+++ Data records
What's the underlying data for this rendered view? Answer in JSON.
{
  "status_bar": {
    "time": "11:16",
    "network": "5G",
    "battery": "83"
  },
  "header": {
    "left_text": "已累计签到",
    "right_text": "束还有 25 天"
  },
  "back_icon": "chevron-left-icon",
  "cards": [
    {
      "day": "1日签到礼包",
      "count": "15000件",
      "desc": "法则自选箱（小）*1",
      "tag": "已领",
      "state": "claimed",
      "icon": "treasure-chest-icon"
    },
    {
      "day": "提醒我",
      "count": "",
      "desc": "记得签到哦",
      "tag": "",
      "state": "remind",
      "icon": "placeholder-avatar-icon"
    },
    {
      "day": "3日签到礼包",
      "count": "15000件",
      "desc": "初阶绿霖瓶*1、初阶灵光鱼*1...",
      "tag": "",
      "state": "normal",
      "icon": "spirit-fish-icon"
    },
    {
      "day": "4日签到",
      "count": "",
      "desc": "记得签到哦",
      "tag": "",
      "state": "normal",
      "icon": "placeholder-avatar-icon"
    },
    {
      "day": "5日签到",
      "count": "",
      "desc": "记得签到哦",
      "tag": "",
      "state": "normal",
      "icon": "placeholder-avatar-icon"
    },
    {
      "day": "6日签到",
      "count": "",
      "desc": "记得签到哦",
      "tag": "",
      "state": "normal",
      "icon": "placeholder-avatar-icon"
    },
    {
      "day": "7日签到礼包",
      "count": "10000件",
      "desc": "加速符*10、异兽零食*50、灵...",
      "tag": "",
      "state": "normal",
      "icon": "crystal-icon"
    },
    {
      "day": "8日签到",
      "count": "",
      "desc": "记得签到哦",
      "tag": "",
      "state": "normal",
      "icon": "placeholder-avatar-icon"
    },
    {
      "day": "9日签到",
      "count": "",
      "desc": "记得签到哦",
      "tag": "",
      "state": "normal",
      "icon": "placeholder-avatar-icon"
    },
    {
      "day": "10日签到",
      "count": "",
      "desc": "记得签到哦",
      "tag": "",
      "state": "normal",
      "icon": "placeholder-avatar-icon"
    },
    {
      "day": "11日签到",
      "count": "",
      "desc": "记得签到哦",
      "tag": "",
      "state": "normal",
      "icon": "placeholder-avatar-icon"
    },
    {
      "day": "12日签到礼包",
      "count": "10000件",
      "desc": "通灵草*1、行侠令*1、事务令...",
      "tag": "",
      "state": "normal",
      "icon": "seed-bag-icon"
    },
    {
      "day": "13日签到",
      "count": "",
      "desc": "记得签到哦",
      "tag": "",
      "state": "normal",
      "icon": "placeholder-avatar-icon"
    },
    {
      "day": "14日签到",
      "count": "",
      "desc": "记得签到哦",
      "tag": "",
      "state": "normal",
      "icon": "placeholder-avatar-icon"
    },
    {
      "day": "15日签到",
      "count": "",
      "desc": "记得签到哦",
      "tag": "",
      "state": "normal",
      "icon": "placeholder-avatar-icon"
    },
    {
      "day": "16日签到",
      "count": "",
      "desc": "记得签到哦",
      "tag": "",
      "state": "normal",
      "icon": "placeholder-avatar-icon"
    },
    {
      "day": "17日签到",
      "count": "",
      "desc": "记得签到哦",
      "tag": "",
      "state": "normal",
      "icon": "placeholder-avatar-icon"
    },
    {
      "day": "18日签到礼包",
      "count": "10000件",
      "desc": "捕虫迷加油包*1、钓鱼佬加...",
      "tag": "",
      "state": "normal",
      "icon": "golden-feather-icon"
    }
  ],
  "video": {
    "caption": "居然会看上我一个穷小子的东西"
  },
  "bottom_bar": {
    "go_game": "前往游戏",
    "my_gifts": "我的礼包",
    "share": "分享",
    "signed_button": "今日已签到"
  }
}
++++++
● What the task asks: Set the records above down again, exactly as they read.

● Solution:
What's the underlying data for this rendered view? Answer in JSON.
{
  "status_bar": {
    "time": "11:16",
    "network": "5G",
    "battery": "83"
  },
  "header": {
    "left_text": "已累计签到",
    "right_text": "束还有 25 天"
  },
  "back_icon": "chevron-left-icon",
  "cards": [
    {
      "day": "1日签到礼包",
      "count": "15000件",
      "desc": "法则自选箱（小）*1",
      "tag": "已领",
      "state": "claimed",
      "icon": "treasure-chest-icon"
    },
    {
      "day": "提醒我",
      "count": "",
      "desc": "记得签到哦",
      "tag": "",
      "state": "remind",
      "icon": "placeholder-avatar-icon"
    },
    {
      "day": "3日签到礼包",
      "count": "15000件",
      "desc": "初阶绿霖瓶*1、初阶灵光鱼*1...",
      "tag": "",
      "state": "normal",
      "icon": "spirit-fish-icon"
    },
    {
      "day": "4日签到",
      "count": "",
      "desc": "记得签到哦",
      "tag": "",
      "state": "normal",
      "icon": "placeholder-avatar-icon"
    },
    {
      "day": "5日签到",
      "count": "",
      "desc": "记得签到哦",
      "tag": "",
      "state": "normal",
      "icon": "placeholder-avatar-icon"
    },
    {
      "day": "6日签到",
      "count": "",
      "desc": "记得签到哦",
      "tag": "",
      "state": "normal",
      "icon": "placeholder-avatar-icon"
    },
    {
      "day": "7日签到礼包",
      "count": "10000件",
      "desc": "加速符*10、异兽零食*50、灵...",
      "tag": "",
      "state": "normal",
      "icon": "crystal-icon"
    },
    {
      "day": "8日签到",
      "count": "",
      "desc": "记得签到哦",
      "tag": "",
      "state": "normal",
      "icon": "placeholder-avatar-icon"
    },
    {
      "day": "9日签到",
      "count": "",
      "desc": "记得签到哦",
      "tag": "",
      "state": "normal",
      "icon": "placeholder-avatar-icon"
    },
    {
      "day": "10日签到",
      "count": "",
      "desc": "记得签到哦",
      "tag": "",
      "state": "normal",
      "icon": "placeholder-avatar-icon"
    },
    {
      "day": "11日签到",
      "count": "",
      "desc": "记得签到哦",
      "tag": "",
      "state": "normal",
      "icon": "placeholder-avatar-icon"
    },
    {
      "day": "12日签到礼包",
      "count": "10000件",
      "desc": "通灵草*1、行侠令*1、事务令...",
      "tag": "",
      "state": "normal",
      "icon": "seed-bag-icon"
    },
    {
      "day": "13日签到",
      "count": "",
      "desc": "记得签到哦",
      "tag": "",
      "state": "normal",
      "icon": "placeholder-avatar-icon"
    },
    {
      "day": "14日签到",
      "count": "",
      "desc": "记得签到哦",
      "tag": "",
      "state": "normal",
      "icon": "placeholder-avatar-icon"
    },
    {
      "day": "15日签到",
      "count": "",
      "desc": "记得签到哦",
      "tag": "",
      "state": "normal",
      "icon": "placeholder-avatar-icon"
    },
    {
      "day": "16日签到",
      "count": "",
      "desc": "记得签到哦",
      "tag": "",
      "state": "normal",
      "icon": "placeholder-avatar-icon"
    },
    {
      "day": "17日签到",
      "count": "",
      "desc": "记得签到哦",
      "tag": "",
      "state": "normal",
      "icon": "placeholder-avatar-icon"
    },
    {
      "day": "18日签到礼包",
      "count": "10000件",
      "desc": "捕虫迷加油包*1、钓鱼佬加...",
      "tag": "",
      "state": "normal",
      "icon": "golden-feather-icon"
    }
  ],
  "video": {
    "caption": "居然会看上我一个穷小子的东西"
  },
  "bottom_bar": {
    "go_game": "前往游戏",
    "my_gifts": "我的礼包",
    "share": "分享",
    "signed_button": "今日已签到"
  }
}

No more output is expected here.